[Start of section]

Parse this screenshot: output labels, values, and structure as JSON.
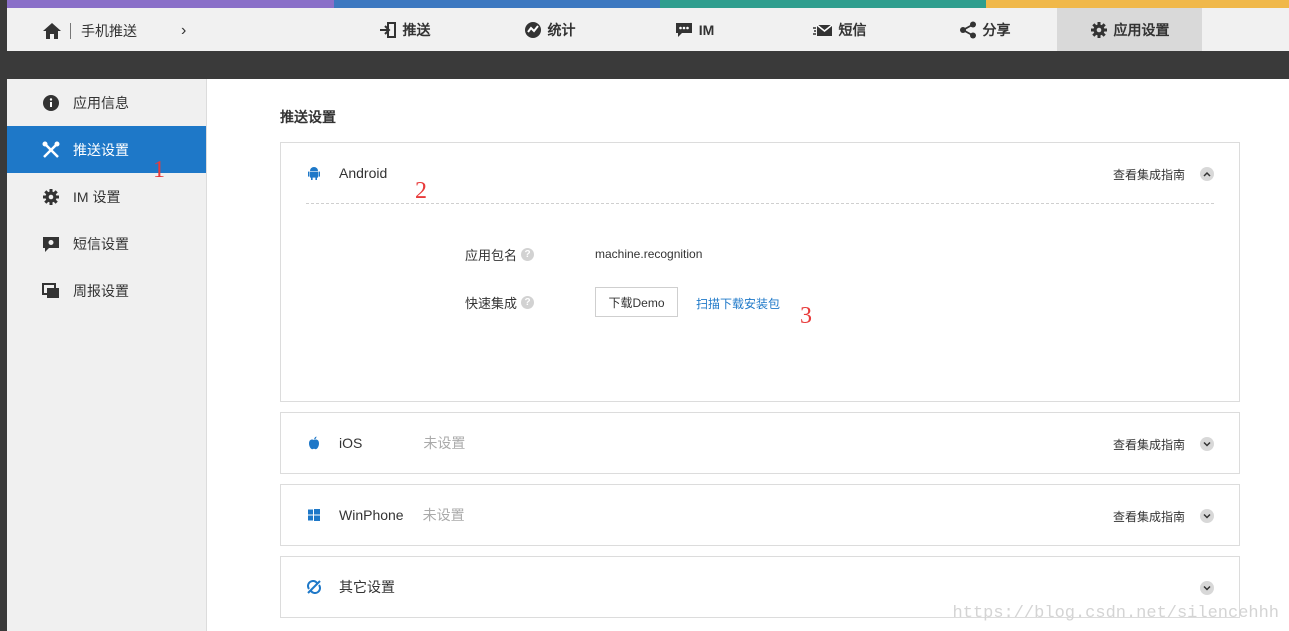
{
  "topbar": {
    "stripe_colors": [
      "#8a6fc8",
      "#3c78c0",
      "#2f9e8e",
      "#f0b84a"
    ],
    "breadcrumb": {
      "label": "手机推送",
      "arrow": "›"
    },
    "nav": [
      {
        "label": "推送",
        "icon": "push-icon"
      },
      {
        "label": "统计",
        "icon": "stats-icon"
      },
      {
        "label": "IM",
        "icon": "chat-icon"
      },
      {
        "label": "短信",
        "icon": "sms-icon"
      },
      {
        "label": "分享",
        "icon": "share-icon"
      },
      {
        "label": "应用设置",
        "icon": "gear-icon",
        "active": true
      }
    ]
  },
  "sidebar": {
    "items": [
      {
        "label": "应用信息",
        "icon": "info-icon"
      },
      {
        "label": "推送设置",
        "icon": "tools-icon",
        "active": true
      },
      {
        "label": "IM 设置",
        "icon": "gear-icon"
      },
      {
        "label": "短信设置",
        "icon": "sms-settings-icon"
      },
      {
        "label": "周报设置",
        "icon": "report-icon"
      }
    ]
  },
  "main": {
    "title": "推送设置",
    "android": {
      "name": "Android",
      "guide": "查看集成指南",
      "package_label": "应用包名",
      "package_value": "machine.recognition",
      "quick_label": "快速集成",
      "download_button": "下载Demo",
      "scan_link": "扫描下载安装包"
    },
    "ios": {
      "name": "iOS",
      "status": "未设置",
      "guide": "查看集成指南"
    },
    "winphone": {
      "name": "WinPhone",
      "status": "未设置",
      "guide": "查看集成指南"
    },
    "other": {
      "name": "其它设置"
    }
  },
  "annotations": [
    "1",
    "2",
    "3"
  ],
  "watermark": "https://blog.csdn.net/silencehhh",
  "colors": {
    "accent": "#1e78c8",
    "annotation": "#e83a3a"
  }
}
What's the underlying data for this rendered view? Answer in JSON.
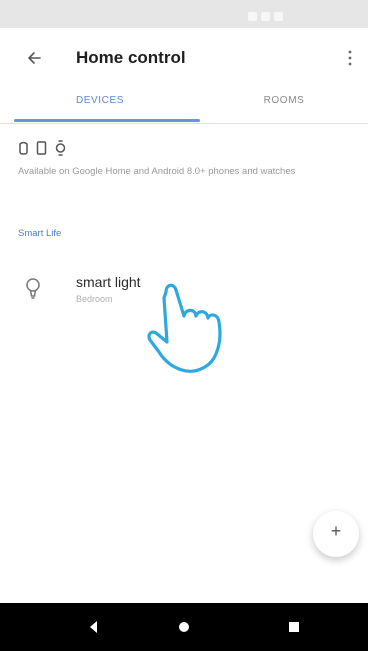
{
  "app_bar": {
    "title": "Home control"
  },
  "tabs": [
    {
      "label": "DEVICES",
      "selected": true
    },
    {
      "label": "ROOMS",
      "selected": false
    }
  ],
  "availability_text": "Available on Google Home and Android 8.0+ phones and watches",
  "section_title": "Smart Life",
  "device": {
    "name": "smart light",
    "room": "Bedroom"
  },
  "fab": {
    "label": "+"
  },
  "icons": {
    "back": "arrow-back-icon",
    "overflow": "more-vert-icon",
    "device_types": [
      "speaker-icon",
      "phone-icon",
      "watch-icon"
    ],
    "device": "lightbulb-icon",
    "nav": [
      "nav-back-icon",
      "nav-home-icon",
      "nav-recent-icon"
    ]
  },
  "colors": {
    "accent": "#5c86d6",
    "hand_outline": "#2ea8e0",
    "nav_bar": "#000000"
  }
}
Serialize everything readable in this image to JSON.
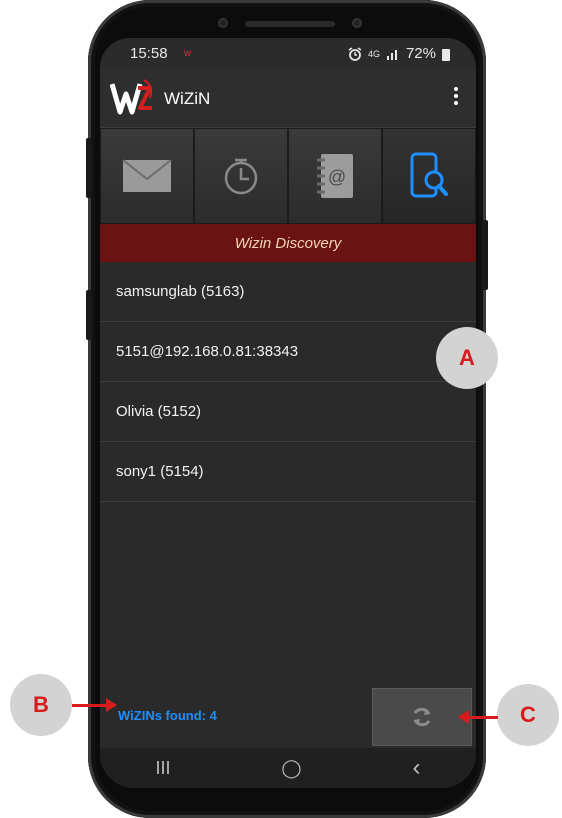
{
  "status_bar": {
    "time": "15:58",
    "indicator": "w",
    "network": "4G",
    "battery": "72%"
  },
  "app_bar": {
    "title": "WiZiN"
  },
  "nav_tabs": [
    {
      "icon": "envelope-icon",
      "active": false
    },
    {
      "icon": "clock-icon",
      "active": false
    },
    {
      "icon": "address-book-icon",
      "active": false
    },
    {
      "icon": "discovery-icon",
      "active": true
    }
  ],
  "section_header": {
    "title": "Wizin Discovery"
  },
  "devices": [
    {
      "label": "samsunglab (5163)"
    },
    {
      "label": "5151@192.168.0.81:38343"
    },
    {
      "label": "Olivia (5152)"
    },
    {
      "label": "sony1 (5154)"
    }
  ],
  "footer": {
    "found_text": "WiZINs found: 4"
  },
  "system_nav": {
    "recents": "III",
    "home": "◯",
    "back": "‹"
  },
  "callouts": {
    "a": "A",
    "b": "B",
    "c": "C"
  },
  "colors": {
    "accent_blue": "#1f8fff",
    "header_red": "#6b1212",
    "callout_red": "#d81b1b"
  }
}
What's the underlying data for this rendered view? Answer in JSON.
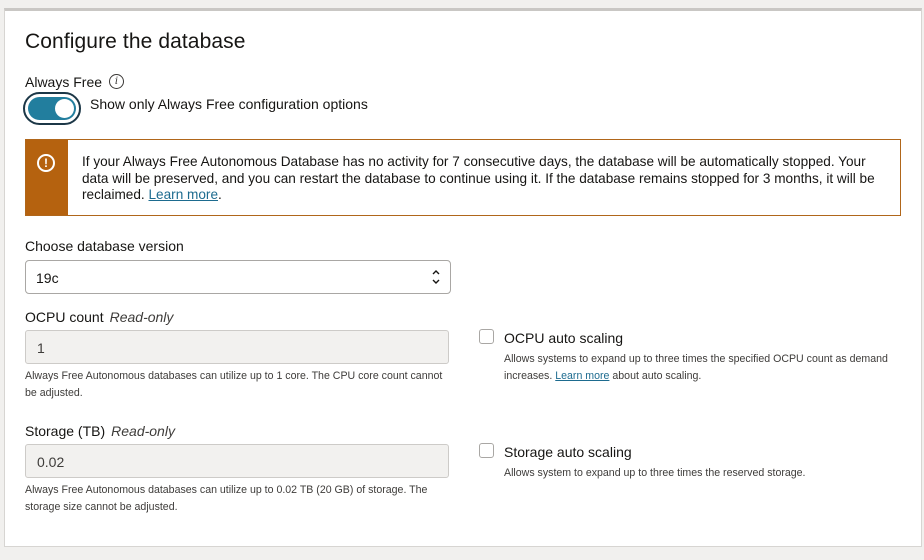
{
  "section": {
    "title": "Configure the database"
  },
  "always_free": {
    "label": "Always Free",
    "info_icon": "i",
    "toggle_on": true,
    "toggle_label": "Show only Always Free configuration options"
  },
  "alert": {
    "icon": "!",
    "text": "If your Always Free Autonomous Database has no activity for 7 consecutive days, the database will be automatically stopped. Your data will be preserved, and you can restart the database to continue using it. If the database remains stopped for 3 months, it will be reclaimed.",
    "link": "Learn more",
    "suffix": "."
  },
  "version": {
    "label": "Choose database version",
    "value": "19c"
  },
  "ocpu": {
    "label": "OCPU count",
    "readonly_tag": "Read-only",
    "value": "1",
    "help_text": "Always Free Autonomous databases can utilize up to 1 core. The CPU core count cannot be adjusted."
  },
  "ocpu_scaling": {
    "label": "OCPU auto scaling",
    "checked": false,
    "help_prefix": "Allows systems to expand up to three times the specified OCPU count as demand increases.",
    "help_link": "Learn more",
    "help_suffix": "about auto scaling."
  },
  "storage": {
    "label": "Storage (TB)",
    "readonly_tag": "Read-only",
    "value": "0.02",
    "help_text": "Always Free Autonomous databases can utilize up to 0.02 TB (20 GB) of storage. The storage size cannot be adjusted."
  },
  "storage_scaling": {
    "label": "Storage auto scaling",
    "checked": false,
    "help_text": "Allows system to expand up to three times the reserved storage."
  },
  "colors": {
    "accent": "#227e9e",
    "warning": "#b5620f",
    "link": "#1d6b8f"
  }
}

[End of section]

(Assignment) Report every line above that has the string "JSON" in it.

(Exercise answer)
Parse this screenshot: output labels, values, and structure as JSON.
What's the underlying data for this rendered view? Answer in JSON.
Serialize everything readable in this image to JSON.
What's the underlying data for this rendered view? Answer in JSON.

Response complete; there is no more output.